» **Work instruction**:
Below are the records; copy each line in which "title" can be found.

(Excerpts from an interface dataset)
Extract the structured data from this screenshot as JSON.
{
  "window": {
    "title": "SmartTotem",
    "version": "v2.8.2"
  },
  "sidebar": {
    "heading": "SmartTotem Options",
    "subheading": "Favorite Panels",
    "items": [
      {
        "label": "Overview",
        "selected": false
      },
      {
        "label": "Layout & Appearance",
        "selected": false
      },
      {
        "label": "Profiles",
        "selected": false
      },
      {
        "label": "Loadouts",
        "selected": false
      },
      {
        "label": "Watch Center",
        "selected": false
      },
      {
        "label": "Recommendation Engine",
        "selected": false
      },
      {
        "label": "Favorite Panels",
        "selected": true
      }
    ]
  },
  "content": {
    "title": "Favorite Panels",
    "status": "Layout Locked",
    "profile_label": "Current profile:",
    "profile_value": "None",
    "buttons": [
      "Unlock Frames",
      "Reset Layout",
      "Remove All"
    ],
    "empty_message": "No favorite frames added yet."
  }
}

» **Answer area**:
    "title": "SmartTotem",
    "title": "Favorite Panels",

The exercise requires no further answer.